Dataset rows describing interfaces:
-.-.-

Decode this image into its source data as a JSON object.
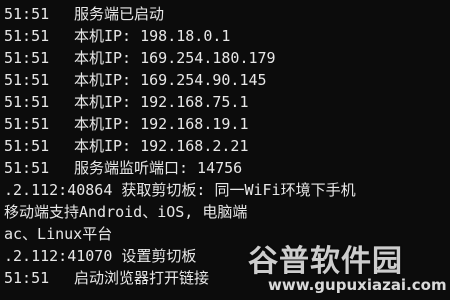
{
  "terminal": {
    "lines": [
      {
        "time": "51:51",
        "text": "服务端已启动"
      },
      {
        "time": "51:51",
        "text": "本机IP: 198.18.0.1"
      },
      {
        "time": "51:51",
        "text": "本机IP: 169.254.180.179"
      },
      {
        "time": "51:51",
        "text": "本机IP: 169.254.90.145"
      },
      {
        "time": "51:51",
        "text": "本机IP: 192.168.75.1"
      },
      {
        "time": "51:51",
        "text": "本机IP: 192.168.19.1"
      },
      {
        "time": "51:51",
        "text": "本机IP: 192.168.2.21"
      },
      {
        "time": "51:51",
        "text": "服务端监听端口: 14756"
      },
      {
        "time": "",
        "text": ".2.112:40864 获取剪切板: 同一WiFi环境下手机"
      },
      {
        "time": "",
        "text": "移动端支持Android、iOS, 电脑端"
      },
      {
        "time": "",
        "text": "ac、Linux平台"
      },
      {
        "time": "",
        "text": ".2.112:41070 设置剪切板"
      },
      {
        "time": "51:51",
        "text": "启动浏览器打开链接"
      }
    ]
  },
  "watermark": {
    "logo_text": "谷普软件园",
    "url": "www.gupuxiazai.com"
  }
}
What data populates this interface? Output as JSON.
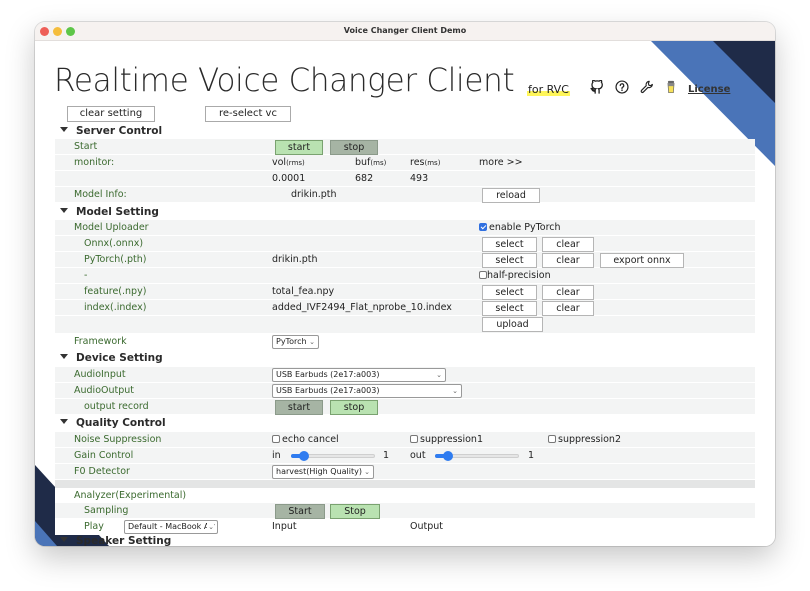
{
  "window": {
    "title": "Voice Changer Client Demo"
  },
  "header": {
    "title": "Realtime Voice Changer Client",
    "subtitle": "for RVC",
    "icons": [
      "github-icon",
      "help-icon",
      "wrench-icon",
      "coffee-cup-icon"
    ],
    "license_label": "License"
  },
  "top_buttons": {
    "clear_setting": "clear setting",
    "reselect_vc": "re-select vc"
  },
  "server_control": {
    "heading": "Server Control",
    "start_label": "Start",
    "start_btn": "start",
    "stop_btn": "stop",
    "monitor_label": "monitor:",
    "vol_label": "vol",
    "vol_unit": "(rms)",
    "buf_label": "buf",
    "buf_unit": "(ms)",
    "res_label": "res",
    "res_unit": "(ms)",
    "more_label": "more >>",
    "vol_value": "0.0001",
    "buf_value": "682",
    "res_value": "493",
    "model_info_label": "Model Info:",
    "model_info_value": "drikin.pth",
    "reload_btn": "reload"
  },
  "model_setting": {
    "heading": "Model Setting",
    "uploader_label": "Model Uploader",
    "enable_pytorch_label": "enable PyTorch",
    "enable_pytorch_checked": true,
    "onnx_label": "Onnx(.onnx)",
    "pytorch_label": "PyTorch(.pth)",
    "pytorch_file": "drikin.pth",
    "dash_label": "-",
    "half_precision_label": "half-precision",
    "half_precision_checked": false,
    "feature_label": "feature(.npy)",
    "feature_file": "total_fea.npy",
    "index_label": "index(.index)",
    "index_file": "added_IVF2494_Flat_nprobe_10.index",
    "select_btn": "select",
    "clear_btn": "clear",
    "export_onnx_btn": "export onnx",
    "upload_btn": "upload",
    "framework_label": "Framework",
    "framework_value": "PyTorch"
  },
  "device_setting": {
    "heading": "Device Setting",
    "audio_input_label": "AudioInput",
    "audio_input_value": "USB Earbuds (2e17:a003)",
    "audio_output_label": "AudioOutput",
    "audio_output_value": "USB Earbuds (2e17:a003)",
    "output_record_label": "output record",
    "start_btn": "start",
    "stop_btn": "stop"
  },
  "quality_control": {
    "heading": "Quality Control",
    "noise_label": "Noise Suppression",
    "echo_cancel_label": "echo cancel",
    "suppression1_label": "suppression1",
    "suppression2_label": "suppression2",
    "gain_label": "Gain Control",
    "in_label": "in",
    "in_value": "1",
    "in_fraction": 0.15,
    "out_label": "out",
    "out_value": "1",
    "out_fraction": 0.15,
    "f0_label": "F0 Detector",
    "f0_value": "harvest(High Quality)",
    "analyzer_label": "Analyzer(Experimental)",
    "sampling_label": "Sampling",
    "sampling_start_btn": "Start",
    "sampling_stop_btn": "Stop",
    "play_label": "Play",
    "play_device_value": "Default - MacBook Air",
    "input_label": "Input",
    "output_label": "Output"
  },
  "speaker_setting": {
    "heading": "Speaker Setting"
  },
  "colors": {
    "accent_blue": "#4a74b8",
    "navy": "#1f2b48",
    "label_green": "#3b6a2f",
    "active_green": "#b9e2b1",
    "inactive_gray": "#a6b4a4"
  }
}
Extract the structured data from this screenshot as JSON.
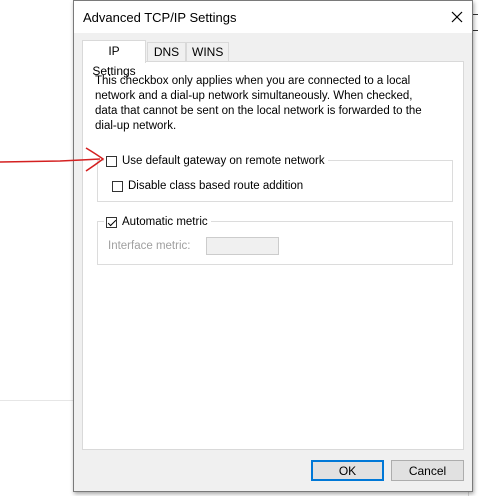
{
  "dialog": {
    "title": "Advanced TCP/IP Settings",
    "close_glyph": "close-icon"
  },
  "tabs": [
    {
      "label": "IP Settings",
      "active": true
    },
    {
      "label": "DNS",
      "active": false
    },
    {
      "label": "WINS",
      "active": false
    }
  ],
  "panel": {
    "description": "This checkbox only applies when you are connected to a local network and a dial-up network simultaneously.  When checked, data that cannot be sent on the local network is forwarded to the dial-up network.",
    "gateway_checkbox": {
      "label": "Use default gateway on remote network",
      "checked": false
    },
    "class_route_checkbox": {
      "label": "Disable class based route addition",
      "checked": false
    },
    "auto_metric_checkbox": {
      "label": "Automatic metric",
      "checked": true
    },
    "interface_metric": {
      "label": "Interface metric:",
      "value": ""
    }
  },
  "buttons": {
    "ok": "OK",
    "cancel": "Cancel"
  },
  "colors": {
    "annotation_arrow": "#d42020",
    "default_button_border": "#0078d7"
  }
}
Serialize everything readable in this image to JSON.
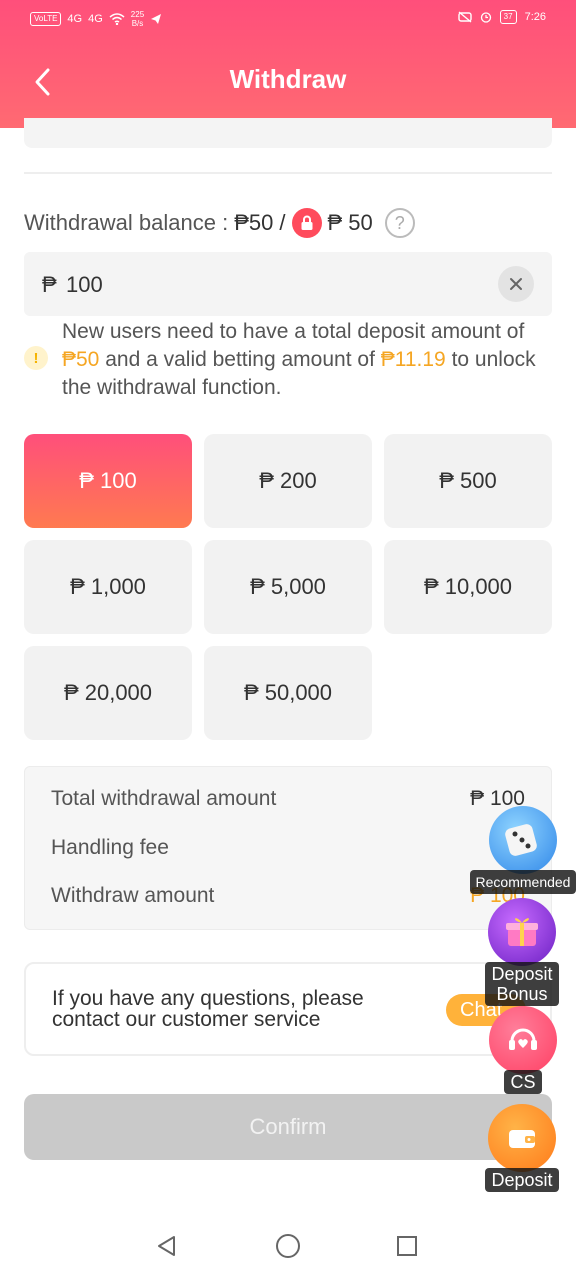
{
  "status_bar": {
    "left_chip": "VoLTE",
    "left_signal_1": "4G",
    "left_signal_2": "4G",
    "speed": "225",
    "speed_unit": "B/s",
    "time": "7:26",
    "battery": "37"
  },
  "header": {
    "title": "Withdraw"
  },
  "balance": {
    "label": "Withdrawal balance : ",
    "available": "₱50",
    "separator": " / ",
    "locked": "₱ 50"
  },
  "amount_input": {
    "currency": "₱",
    "value": "100"
  },
  "notice": {
    "part1": "New users need to have a total deposit amount of ",
    "deposit_amount": "₱50",
    "part2": " and a valid betting amount of ",
    "betting_amount": "₱11.19",
    "part3": " to unlock the withdrawal function."
  },
  "amount_options": [
    "₱ 100",
    "₱ 200",
    "₱ 500",
    "₱ 1,000",
    "₱ 5,000",
    "₱ 10,000",
    "₱ 20,000",
    "₱ 50,000"
  ],
  "selected_option": "₱ 100",
  "summary": {
    "total_label": "Total withdrawal amount",
    "total_value": "₱ 100",
    "fee_label": "Handling fee",
    "withdraw_label": "Withdraw amount",
    "withdraw_value": "₱ 100"
  },
  "help": {
    "text": "If you have any questions, please contact our customer service",
    "chat_label": "Chat"
  },
  "confirm_label": "Confirm",
  "floating": {
    "recommended": "Recommended",
    "deposit_bonus_1": "Deposit",
    "deposit_bonus_2": "Bonus",
    "cs": "CS",
    "deposit": "Deposit"
  },
  "colors": {
    "accent": "#ff4f7b",
    "highlight": "#f5a623",
    "chat": "#ffb23a"
  }
}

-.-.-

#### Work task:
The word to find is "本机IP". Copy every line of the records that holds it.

#### Reply:
        "text": "本机IP: 198.18.0.1"
        "text": "本机IP: 169.254.180.179"
        "text": "本机IP: 169.254.90.145"
        "text": "本机IP: 192.168.75.1"
        "text": "本机IP: 192.168.19.1"
        "text": "本机IP: 192.168.2.21"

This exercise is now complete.